EXERCISE OBJECTIVE>
When scanning the data, count every line with "image" in it, and report only the resulting number.

══ DATA EXTRACTS ══

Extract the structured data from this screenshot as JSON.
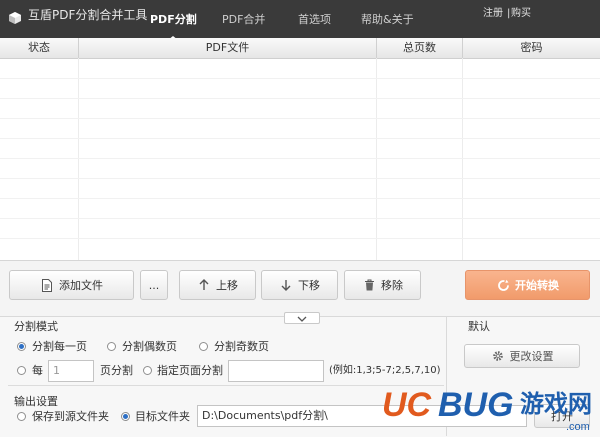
{
  "app": {
    "title": "互盾PDF分割合并工具"
  },
  "tabs": [
    {
      "label": "PDF分割",
      "active": true
    },
    {
      "label": "PDF合并",
      "active": false
    },
    {
      "label": "首选项",
      "active": false
    },
    {
      "label": "帮助&关于",
      "active": false
    }
  ],
  "account": {
    "register": "注册",
    "sep": "|",
    "buy": "购买"
  },
  "table": {
    "columns": [
      "状态",
      "PDF文件",
      "总页数",
      "密码"
    ],
    "rows": []
  },
  "toolbar": {
    "add_file": "添加文件",
    "more": "...",
    "move_up": "上移",
    "move_down": "下移",
    "remove": "移除",
    "start": "开始转换"
  },
  "split": {
    "heading": "分割模式",
    "option_every_page": "分割每一页",
    "option_even": "分割偶数页",
    "option_odd": "分割奇数页",
    "every_label": "每",
    "every_value": "1",
    "pages_label": "页分割",
    "specify_label": "指定页面分割",
    "specify_value": "",
    "example": "(例如:1,3;5-7;2,5,7,10)"
  },
  "output": {
    "heading": "输出设置",
    "option_source": "保存到源文件夹",
    "option_target": "目标文件夹",
    "path": "D:\\Documents\\pdf分割\\",
    "open": "打开"
  },
  "default": {
    "heading": "默认",
    "change": "更改设置"
  },
  "watermark": {
    "text": "UCBUG游戏网",
    "domain": ".com"
  },
  "colors": {
    "accent": "#f19b6b",
    "titlebar": "#3a3a3a",
    "radio": "#2d6fc4"
  },
  "icons": [
    "app-logo-icon",
    "document-icon",
    "arrow-up-icon",
    "arrow-down-icon",
    "trash-icon",
    "refresh-icon",
    "gear-icon",
    "chevron-down-icon"
  ]
}
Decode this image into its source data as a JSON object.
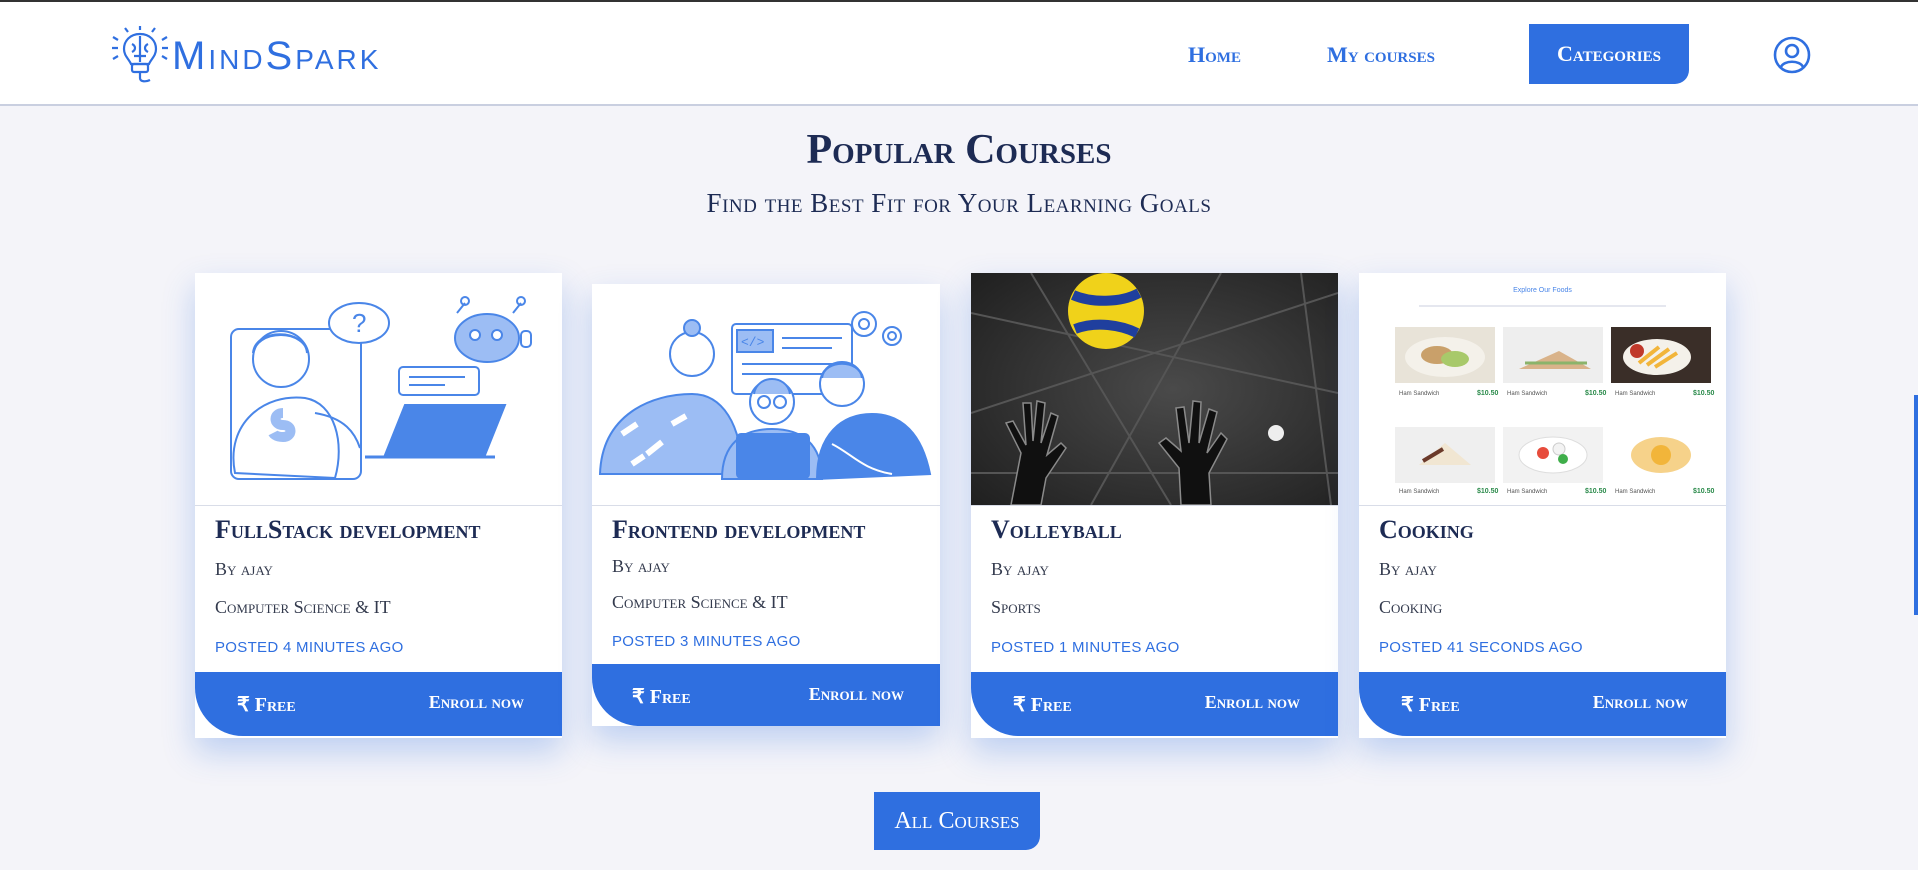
{
  "brand": {
    "name": "MindSpark",
    "color": "#2f6fe0",
    "logo_icon": "bulb-brain-icon"
  },
  "nav": {
    "home": "Home",
    "my_courses": "My courses",
    "categories": "Categories",
    "profile_icon": "user-circle-icon"
  },
  "heading": {
    "title": "Popular Courses",
    "subtitle": "Find the Best Fit for Your Learning Goals"
  },
  "courses": [
    {
      "title": "FullStack development",
      "by": "By ajay",
      "category": "Computer Science & IT",
      "posted": "posted 4 minutes ago",
      "price": "Free",
      "enroll": "Enroll now",
      "image": "illustration-laptop-robot"
    },
    {
      "title": "Frontend development",
      "by": "By ajay",
      "category": "Computer Science & IT",
      "posted": "posted 3 minutes ago",
      "price": "Free",
      "enroll": "Enroll now",
      "image": "illustration-team-laptop"
    },
    {
      "title": "Volleyball",
      "by": "By ajay",
      "category": "Sports",
      "posted": "posted 1 minutes ago",
      "price": "Free",
      "enroll": "Enroll now",
      "image": "photo-volleyball"
    },
    {
      "title": "Cooking",
      "by": "By ajay",
      "category": "Cooking",
      "posted": "posted 41 seconds ago",
      "price": "Free",
      "enroll": "Enroll now",
      "image": "screenshot-food-menu"
    }
  ],
  "food_menu": {
    "heading": "Explore Our Foods",
    "items": [
      {
        "name": "Ham Sandwich",
        "price": "$10.50"
      },
      {
        "name": "Ham Sandwich",
        "price": "$10.50"
      },
      {
        "name": "Ham Sandwich",
        "price": "$10.50"
      },
      {
        "name": "Ham Sandwich",
        "price": "$10.50"
      },
      {
        "name": "Ham Sandwich",
        "price": "$10.50"
      },
      {
        "name": "Ham Sandwich",
        "price": "$10.50"
      }
    ]
  },
  "currency_symbol": "₹",
  "all_courses": "All Courses"
}
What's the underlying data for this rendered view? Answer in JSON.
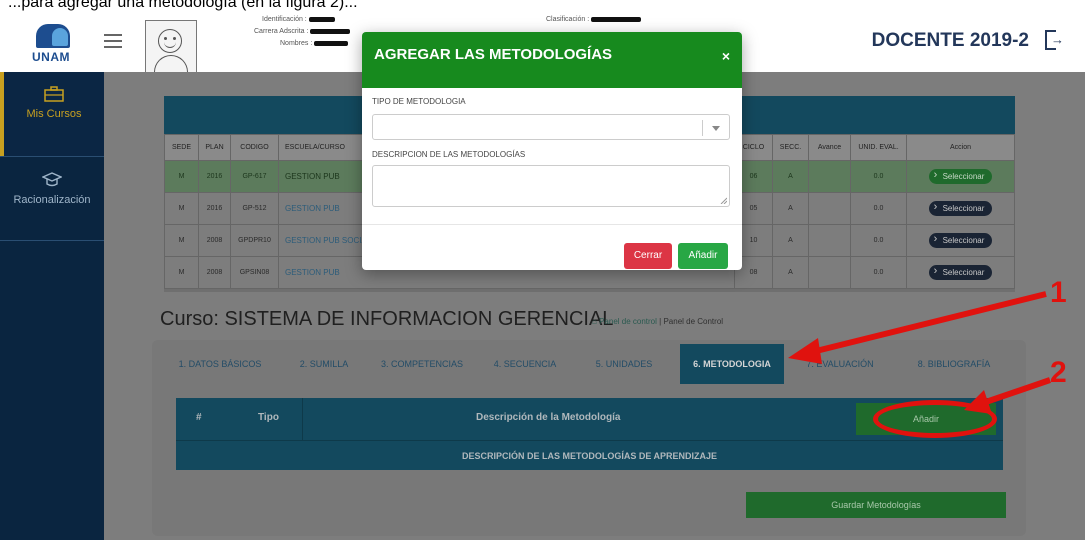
{
  "caption": {
    "text": "...para agregar una metodología (en la figura 2)..."
  },
  "header": {
    "logo_text": "UNAM",
    "id_label": "Identificación :",
    "carrera_label": "Carrera Adscrita :",
    "nombres_label": "Nombres :",
    "clasificacion_label": "Clasificación :",
    "title": "DOCENTE 2019-2"
  },
  "sidebar": {
    "items": [
      {
        "label": "Mis Cursos"
      },
      {
        "label": "Racionalización"
      }
    ]
  },
  "table": {
    "headers": [
      "SEDE",
      "PLAN",
      "CODIGO",
      "ESCUELA/CURSO",
      "CICLO",
      "SECC.",
      "Avance",
      "UNID. EVAL.",
      "Accion"
    ],
    "rows": [
      {
        "sede": "M",
        "plan": "2016",
        "codigo": "GP-617",
        "escuela": "GESTION PUB",
        "ciclo": "06",
        "secc": "A",
        "avance": "",
        "unid": "0.0",
        "accion": "Seleccionar"
      },
      {
        "sede": "M",
        "plan": "2016",
        "codigo": "GP-512",
        "escuela": "GESTION PUB",
        "ciclo": "05",
        "secc": "A",
        "avance": "",
        "unid": "0.0",
        "accion": "Seleccionar"
      },
      {
        "sede": "M",
        "plan": "2008",
        "codigo": "GPDPR10",
        "escuela": "GESTION PUB SOCIAL /",
        "ciclo": "10",
        "secc": "A",
        "avance": "",
        "unid": "0.0",
        "accion": "Seleccionar"
      },
      {
        "sede": "M",
        "plan": "2008",
        "codigo": "GPSIN08",
        "escuela": "GESTION PUB",
        "ciclo": "08",
        "secc": "A",
        "avance": "",
        "unid": "0.0",
        "accion": "Seleccionar"
      }
    ]
  },
  "course": {
    "title": "Curso: SISTEMA DE INFORMACION GERENCIAL",
    "breadcrumb_home": "Panel de control",
    "breadcrumb_sep": "|",
    "breadcrumb_current": "Panel de Control"
  },
  "tabs": [
    {
      "label": "1. DATOS BÁSICOS"
    },
    {
      "label": "2. SUMILLA"
    },
    {
      "label": "3. COMPETENCIAS"
    },
    {
      "label": "4. SECUENCIA"
    },
    {
      "label": "5. UNIDADES"
    },
    {
      "label": "6. METODOLOGIA"
    },
    {
      "label": "7. EVALUACIÓN"
    },
    {
      "label": "8. BIBLIOGRAFÍA"
    }
  ],
  "metodologia": {
    "col_num": "#",
    "col_tipo": "Tipo",
    "col_desc": "Descripción de la Metodología",
    "add_label": "Añadir",
    "row_title": "DESCRIPCIÓN DE LAS METODOLOGÍAS DE APRENDIZAJE",
    "save_label": "Guardar Metodologías"
  },
  "modal": {
    "title": "AGREGAR LAS METODOLOGÍAS",
    "close": "×",
    "tipo_label": "TIPO DE METODOLOGIA",
    "tipo_value": "",
    "desc_label": "DESCRIPCION DE LAS METODOLOGÍAS",
    "desc_value": "",
    "cerrar_label": "Cerrar",
    "anadir_label": "Añadir"
  },
  "annotations": {
    "n1": "1",
    "n2": "2"
  },
  "colors": {
    "modal_header": "#178a1e",
    "sidebar": "#0a2540",
    "accent_red": "#e0120e",
    "teal": "#13495e"
  }
}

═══

OUTPUT FOR THIS TASK>
5